Kenneth R. Westphal (2009). ‘Consciousness, Scepticism and the Critique of Categorial Concepts in Hegel’s 1807 Phenomenology of Spirit’. In M. Bykova & M. Solopova (eds.), Сущность и Слово. Сборник научных статей к юбилею профессора Н.В.Мотрошиловой. Phenomenology & Hermeneutics Press
Kenneth R. Westphal (1998). Hegel and Hume on Perception and Concept-Empiricism. Journal of the History of Philosophy 36 (1):99-123.
Kenneth R. Westphal (2000). Hegel's Internal Critique of Naïve Realism. Journal of Philosophical Research 25:173-229.

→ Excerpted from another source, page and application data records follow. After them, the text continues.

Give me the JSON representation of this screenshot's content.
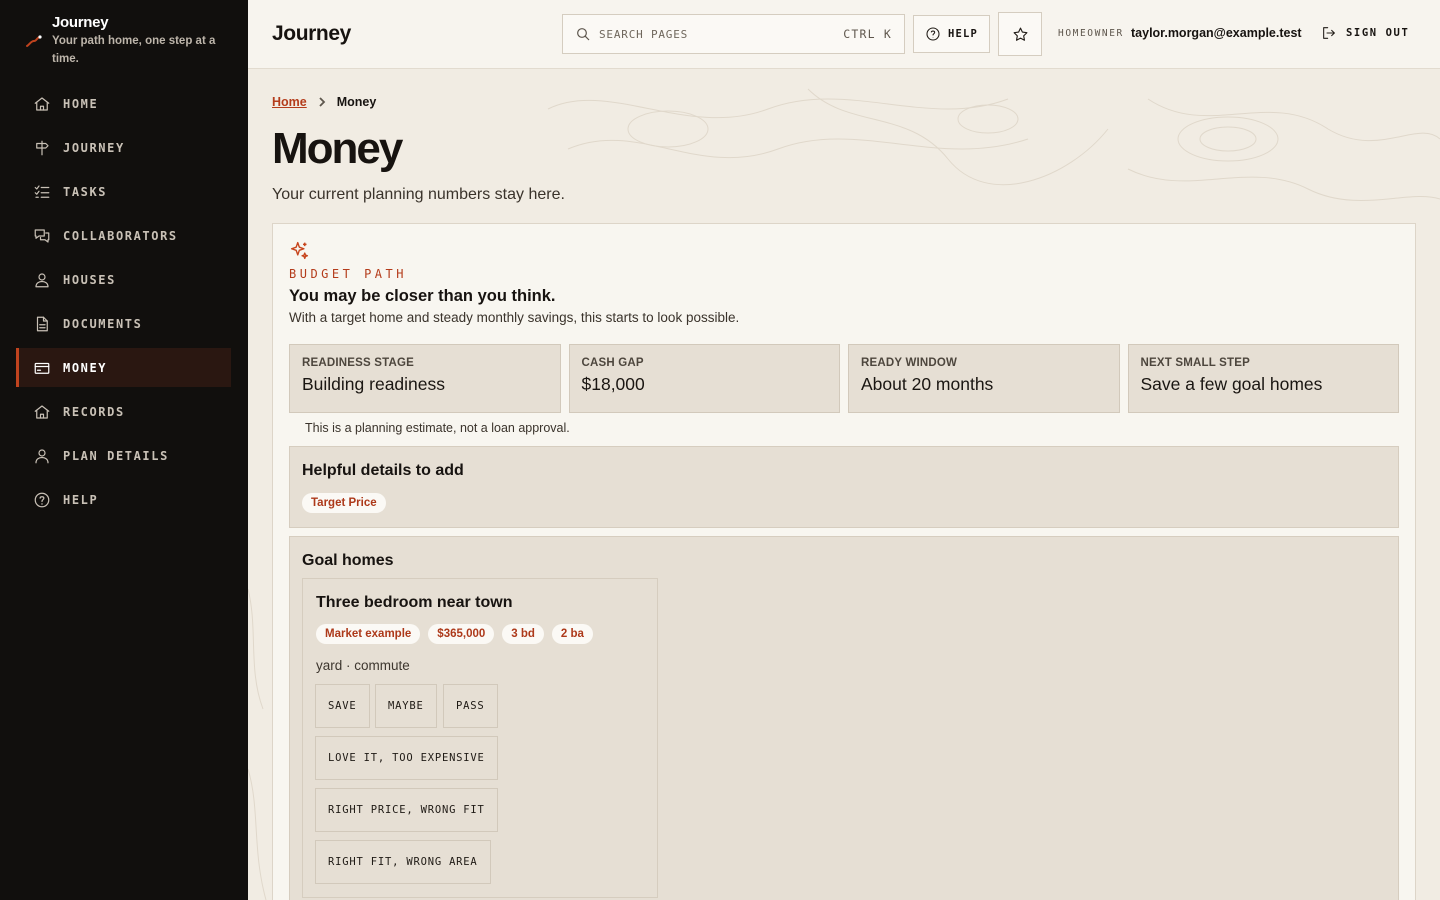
{
  "brand": {
    "title": "Journey",
    "tagline": "Your path home, one step at a time.",
    "accent": "#c0431e"
  },
  "nav": [
    {
      "label": "HOME",
      "icon": "home-icon"
    },
    {
      "label": "JOURNEY",
      "icon": "signpost-icon"
    },
    {
      "label": "TASKS",
      "icon": "checklist-icon"
    },
    {
      "label": "COLLABORATORS",
      "icon": "chat-icon"
    },
    {
      "label": "HOUSES",
      "icon": "user-search-icon"
    },
    {
      "label": "DOCUMENTS",
      "icon": "document-icon"
    },
    {
      "label": "MONEY",
      "icon": "credit-card-icon",
      "active": true
    },
    {
      "label": "RECORDS",
      "icon": "home-icon"
    },
    {
      "label": "PLAN DETAILS",
      "icon": "person-icon"
    },
    {
      "label": "HELP",
      "icon": "help-circle-icon"
    }
  ],
  "header": {
    "title": "Journey",
    "search_placeholder": "SEARCH PAGES",
    "search_shortcut": "CTRL K",
    "help_label": "HELP",
    "role": "HOMEOWNER",
    "email": "taylor.morgan@example.test",
    "signout_label": "SIGN OUT"
  },
  "breadcrumb": {
    "home": "Home",
    "current": "Money"
  },
  "page": {
    "title": "Money",
    "subtitle": "Your current planning numbers stay here."
  },
  "budget": {
    "eyebrow": "BUDGET PATH",
    "heading": "You may be closer than you think.",
    "description": "With a target home and steady monthly savings, this starts to look possible.",
    "stats": [
      {
        "label": "READINESS STAGE",
        "value": "Building readiness"
      },
      {
        "label": "CASH GAP",
        "value": "$18,000"
      },
      {
        "label": "READY WINDOW",
        "value": "About 20 months"
      },
      {
        "label": "NEXT SMALL STEP",
        "value": "Save a few goal homes"
      }
    ],
    "disclaimer": "This is a planning estimate, not a loan approval."
  },
  "helpful": {
    "title": "Helpful details to add",
    "chip": "Target Price"
  },
  "goals": {
    "title": "Goal homes",
    "home": {
      "title": "Three bedroom near town",
      "chips": [
        "Market example",
        "$365,000",
        "3 bd",
        "2 ba"
      ],
      "tags": "yard · commute",
      "actions": [
        "SAVE",
        "MAYBE",
        "PASS"
      ],
      "feedback": [
        "LOVE IT, TOO EXPENSIVE",
        "RIGHT PRICE, WRONG FIT",
        "RIGHT FIT, WRONG AREA"
      ]
    }
  }
}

Kenneth R. Westphal (2006). Hegel and Realism. In John R. Shook & Joseph Margolis (eds.), A Companion to Pragmatism. Blackwell Pub.
Kenneth R. Westphal (2006). Contemporary Epistemology: Kant, Hegel, McDowell. European Journal of Philosophy 14 (2):274–301.
Kenneth R. Westphal (2003). Hegel's Manifold Response to Scepticism in the Phenomenology of Spirit. Proceedings of the Aristotelian Society 103 (2):149–178.
Kenneth R. Westphal (2011). Kant’s Cognitive Semantics, Newton’s Rule Four of Philosophy and Scientific Realism. Bulletin of the Hegel Society of Great Britain 63:27-49.
Alasdair C. MacIntyre (1972). Hegel. Garden City, N.Y.,Anchor Books.
Alasdair C. MacIntyre (1976). Hegel: A Collection of Critical Essays. University of Notre Dame Press.
Kenneth R. Westphal (2008). ‘Force, Understanding and Ontology’. Bulletin of the Hegel Society of Great Britain 57:1-29.
Kenneth R. Westphal (2000). Hegel, Harris, and Sextus Empiricus. The Owl of Minerva 31 (2):155-172.
John Russon (2006). Reading: Derrida in Hegel's Understanding. Research in Phenomenology 36 (1):181-200.
Kenneth R. Westphal (2010). Hegel, Russell, and the Foundations of Philosophy. In Angelica Nuzzo (ed.), Hegel and the Analytical Tradition. Continuum
Xiaomang Deng (2009). Heidegger's Distortion of Dialectics in “Hegel's Concept of Experience”. Frontiers of Philosophy in China 4 (2):294-307.
Added to index2012-03-11
Total downloads23 ( #128,632 of 1,726,249 )
Recent downloads (6 months)8 ( #84,767 of 1,726,249 )
How can I increase my downloads?